In contrast, the specificity of Sonazoid CEUS was shown to be about 98% irrespective of reader. The majority of false positives were due to misdiagnosis of cystic lesions as Kupffer imaging defects. Posterior enhancement, one of the major ultrasonographic characteristics of cystic lesions, may be obscured in Sonazoid CEUS. A positive likelihood ratio of at least 43 indicates that Sonazoid CEUS is suitable for confirmative diagnosis of HCC. Hyperechoic nodules were unlikely to be detected by post-vascular phase of Sonazoid US, but this cannot entirely explain the low sensitivity. Some new techniques can facilitate the diagnosis of tumor and should be combined with routine CEUS examination in clinical practice .
In clinical practice, US is performed in real time, so ambiguous lesions may be scrutinized by changing patients’ positions and requesting that they hold their breath.
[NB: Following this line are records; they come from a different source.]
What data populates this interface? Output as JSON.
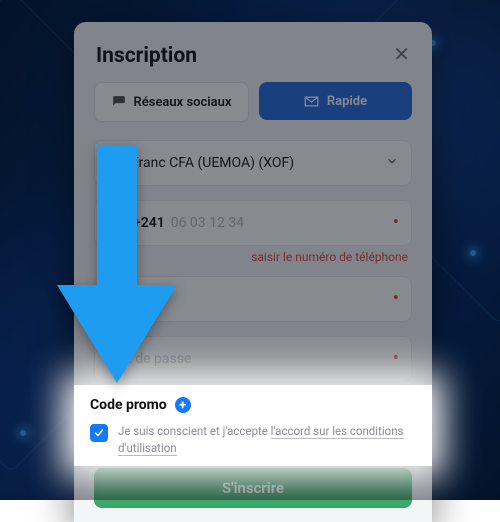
{
  "header": {
    "title": "Inscription"
  },
  "tabs": {
    "social_label": "Réseaux sociaux",
    "rapid_label": "Rapide"
  },
  "currency": {
    "label": "Franc CFA (UEMOA) (XOF)"
  },
  "phone": {
    "prefix": "+241",
    "placeholder": "06 03 12 34",
    "error": "saisir le numéro de téléphone"
  },
  "password": {
    "placeholder": "Mot de passe"
  },
  "promo": {
    "label": "Code promo"
  },
  "terms": {
    "prefix_text": "Je suis conscient et j'accepte ",
    "link_text": "l'accord sur les conditions d'utilisation"
  },
  "submit": {
    "label": "S'inscrire"
  },
  "colors": {
    "accent": "#1677ff",
    "cta": "#2fa360",
    "tab_active": "#2f6fe0",
    "error": "#e04848"
  },
  "icons": {
    "close": "close-icon",
    "comment": "comment-icon",
    "envelope": "envelope-icon",
    "chevron": "chevron-down-icon",
    "plus": "plus-icon",
    "check": "check-icon",
    "flag": "gabon-flag-icon"
  }
}
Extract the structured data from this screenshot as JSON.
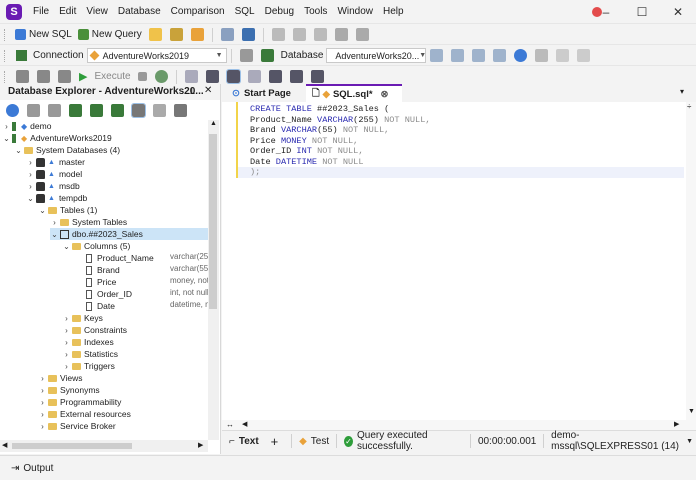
{
  "menu": [
    "File",
    "Edit",
    "View",
    "Database",
    "Comparison",
    "SQL",
    "Debug",
    "Tools",
    "Window",
    "Help"
  ],
  "app_logo": "S",
  "window_controls": {
    "minimize": "–",
    "maximize": "☐",
    "close": "✕"
  },
  "toolbar1": {
    "new_sql": "New SQL",
    "new_query": "New Query"
  },
  "toolbar2": {
    "connection_label": "Connection",
    "connection_value": "AdventureWorks2019",
    "database_label": "Database",
    "database_value": "AdventureWorks20..."
  },
  "toolbar3": {
    "execute": "Execute"
  },
  "explorer": {
    "title": "Database Explorer - AdventureWorks20...",
    "tree": [
      {
        "label": "demo",
        "depth": 0,
        "arrow": "›",
        "icon": "server-icon"
      },
      {
        "label": "AdventureWorks2019",
        "depth": 0,
        "arrow": "⌄",
        "icon": "server-icon"
      },
      {
        "label": "System Databases (4)",
        "depth": 1,
        "arrow": "⌄",
        "icon": "folder-icon"
      },
      {
        "label": "master",
        "depth": 2,
        "arrow": "›",
        "icon": "database-icon"
      },
      {
        "label": "model",
        "depth": 2,
        "arrow": "›",
        "icon": "database-icon"
      },
      {
        "label": "msdb",
        "depth": 2,
        "arrow": "›",
        "icon": "database-icon"
      },
      {
        "label": "tempdb",
        "depth": 2,
        "arrow": "⌄",
        "icon": "database-icon"
      },
      {
        "label": "Tables (1)",
        "depth": 3,
        "arrow": "⌄",
        "icon": "folder-icon"
      },
      {
        "label": "System Tables",
        "depth": 4,
        "arrow": "›",
        "icon": "folder-icon"
      },
      {
        "label": "dbo.##2023_Sales",
        "depth": 4,
        "arrow": "⌄",
        "icon": "table-icon",
        "selected": true
      },
      {
        "label": "Columns (5)",
        "depth": 5,
        "arrow": "⌄",
        "icon": "folder-icon"
      },
      {
        "label": "Product_Name",
        "depth": 6,
        "arrow": "",
        "icon": "column-icon",
        "type": "varchar(25"
      },
      {
        "label": "Brand",
        "depth": 6,
        "arrow": "",
        "icon": "column-icon",
        "type": "varchar(55"
      },
      {
        "label": "Price",
        "depth": 6,
        "arrow": "",
        "icon": "column-icon",
        "type": "money, not"
      },
      {
        "label": "Order_ID",
        "depth": 6,
        "arrow": "",
        "icon": "column-icon",
        "type": "int, not null"
      },
      {
        "label": "Date",
        "depth": 6,
        "arrow": "",
        "icon": "column-icon",
        "type": "datetime, n"
      },
      {
        "label": "Keys",
        "depth": 5,
        "arrow": "›",
        "icon": "folder-icon"
      },
      {
        "label": "Constraints",
        "depth": 5,
        "arrow": "›",
        "icon": "folder-icon"
      },
      {
        "label": "Indexes",
        "depth": 5,
        "arrow": "›",
        "icon": "folder-icon"
      },
      {
        "label": "Statistics",
        "depth": 5,
        "arrow": "›",
        "icon": "folder-icon"
      },
      {
        "label": "Triggers",
        "depth": 5,
        "arrow": "›",
        "icon": "folder-icon"
      },
      {
        "label": "Views",
        "depth": 3,
        "arrow": "›",
        "icon": "folder-icon"
      },
      {
        "label": "Synonyms",
        "depth": 3,
        "arrow": "›",
        "icon": "folder-icon"
      },
      {
        "label": "Programmability",
        "depth": 3,
        "arrow": "›",
        "icon": "folder-icon"
      },
      {
        "label": "External resources",
        "depth": 3,
        "arrow": "›",
        "icon": "folder-icon"
      },
      {
        "label": "Service Broker",
        "depth": 3,
        "arrow": "›",
        "icon": "folder-icon"
      }
    ]
  },
  "tabs": {
    "start_page": "Start Page",
    "sql_tab": "SQL.sql*"
  },
  "editor": {
    "lines": [
      [
        {
          "t": "CREATE TABLE ",
          "c": "kw"
        },
        {
          "t": "##2023_Sales (",
          "c": "fn"
        }
      ],
      [
        {
          "t": "Product_Name ",
          "c": "fn"
        },
        {
          "t": "VARCHAR",
          "c": "ty"
        },
        {
          "t": "(255) ",
          "c": "fn"
        },
        {
          "t": "NOT NULL,",
          "c": "mu"
        }
      ],
      [
        {
          "t": "Brand ",
          "c": "fn"
        },
        {
          "t": "VARCHAR",
          "c": "ty"
        },
        {
          "t": "(55) ",
          "c": "fn"
        },
        {
          "t": "NOT NULL,",
          "c": "mu"
        }
      ],
      [
        {
          "t": "Price ",
          "c": "fn"
        },
        {
          "t": "MONEY ",
          "c": "ty"
        },
        {
          "t": "NOT NULL,",
          "c": "mu"
        }
      ],
      [
        {
          "t": "Order_ID ",
          "c": "fn"
        },
        {
          "t": "INT ",
          "c": "ty"
        },
        {
          "t": "NOT NULL,",
          "c": "mu"
        }
      ],
      [
        {
          "t": "Date ",
          "c": "fn"
        },
        {
          "t": "DATETIME ",
          "c": "ty"
        },
        {
          "t": "NOT NULL",
          "c": "mu"
        }
      ],
      [
        {
          "t": ");",
          "c": "mu"
        }
      ]
    ]
  },
  "statusbar": {
    "text_tab": "Text",
    "add": "+",
    "test": "Test",
    "message": "Query executed successfully.",
    "elapsed": "00:00:00.001",
    "connection": "demo-mssql\\SQLEXPRESS01 (14)"
  },
  "output": {
    "label": "Output"
  },
  "colors": {
    "accent": "#6a1bb3",
    "success": "#2e9d3a",
    "keyword": "#2a2ab0",
    "muted": "#8c8c8c",
    "selection": "#cce4f7"
  }
}
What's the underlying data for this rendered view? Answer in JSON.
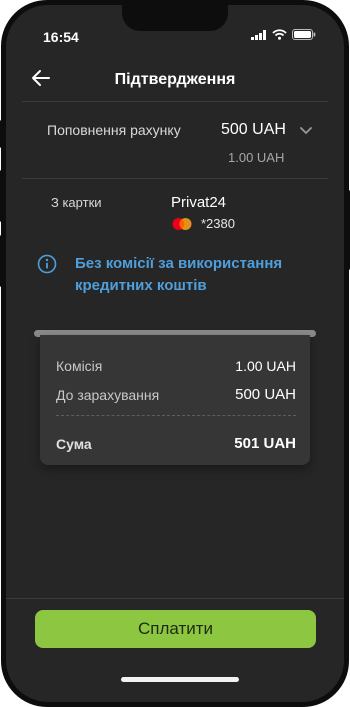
{
  "status_bar": {
    "time": "16:54"
  },
  "header": {
    "title": "Підтвердження"
  },
  "top_up": {
    "label": "Поповнення рахунку",
    "amount": "500 UAH",
    "sub_amount": "1.00 UAH"
  },
  "card": {
    "label": "З картки",
    "name": "Privat24",
    "number": "*2380"
  },
  "info": {
    "line1": "Без комісії за використання",
    "line2": "кредитних коштів"
  },
  "receipt": {
    "commission_label": "Комісія",
    "commission_value": "1.00 UAH",
    "credit_label": "До зарахування",
    "credit_value": "500 UAH",
    "total_label": "Сума",
    "total_value": "501 UAH"
  },
  "footer": {
    "pay_label": "Сплатити"
  },
  "colors": {
    "background": "#262626",
    "accent_green": "#8dc641",
    "info_blue": "#4f9fdc"
  },
  "icons": [
    "back-arrow-icon",
    "chevron-down-icon",
    "mastercard-icon",
    "info-icon",
    "signal-icon",
    "wifi-icon",
    "battery-icon"
  ]
}
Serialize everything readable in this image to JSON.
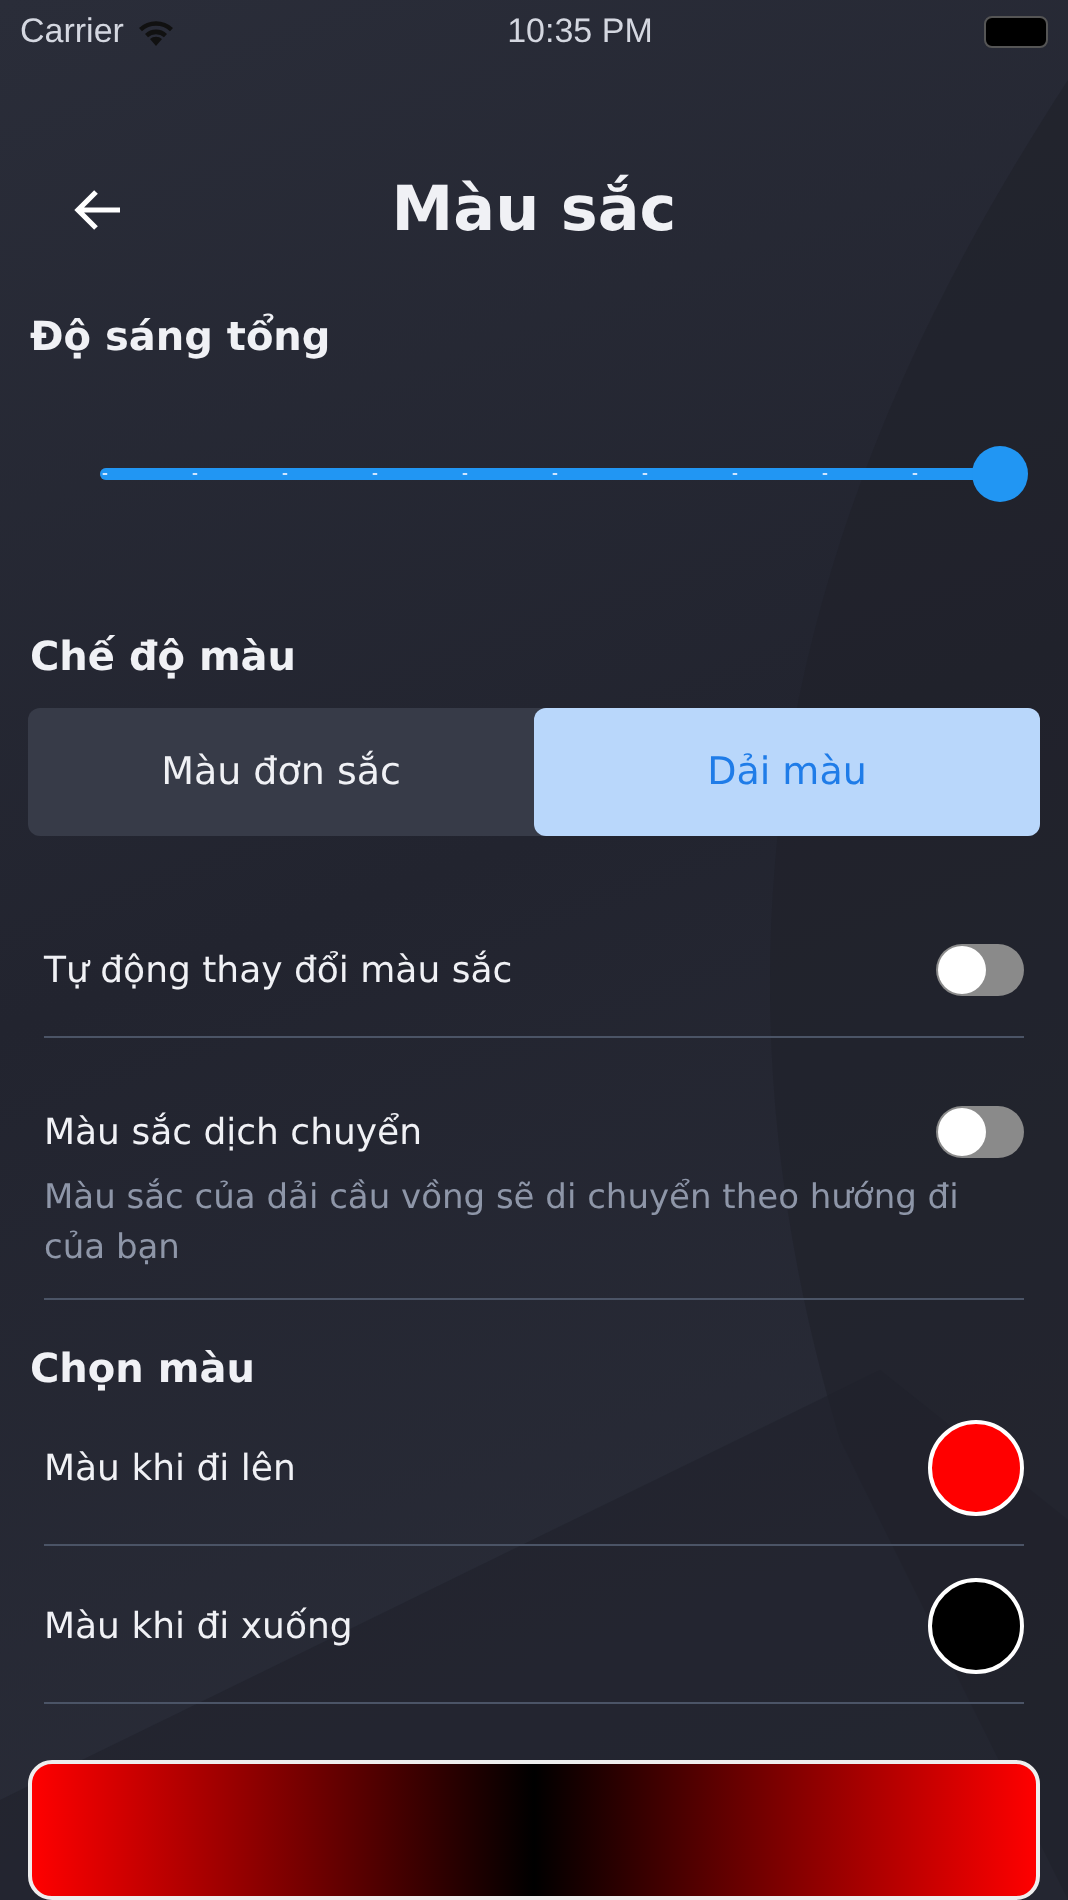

Final diagnoses are likely to be based on findings obtained by both contrasted and B-mode US. Thus, the sensitivity and specificity obtained in this study may be inferior to those in actual practice. Indeed, when movie files were re-examined 3 months after first review and images from both B-mode US and Sonazoid CEUS were examined simultaneously, the sensitivity improved compared to that for Sonazoid CEUS alone (data not shown). Other factors that may have affected HCC detectability were (1) that we did not use information in arterial images obtained by Sonazoid CEUS, which may have facilitated the assessment of the vascularity of targeted nodules; and (2) by using dynamic CT as the gold standard, atypical HCC detected with US may have been judged as false positives. The present study only included classical HCC and dynamic CT has its limitation. Early HCC is hypovascular on dynamic imaging in most cases. Its accurate diagnosis has remained difficult even with CT during hepatic arteriography (CTHA) and CT during arterial portography (CTAP). Gadolinium ethoxybenzyl diethylenetriamine pentaacetic acid (Gd-EOB-DTPA)-enhanced MRI should be considered regarding diagnosis of early HCC .
In conclusion, we have shown that Sonazoid CEUS detects HCC with high specificity, but its sensitivity is no higher than that of B-mode US. Sonazoid CEUS is more suitable for confirmative diagnosis of HCC and can be performed immediately after B-mode US for this purpose.
Conflict of interest
The authors declare that they have no conflict of interest.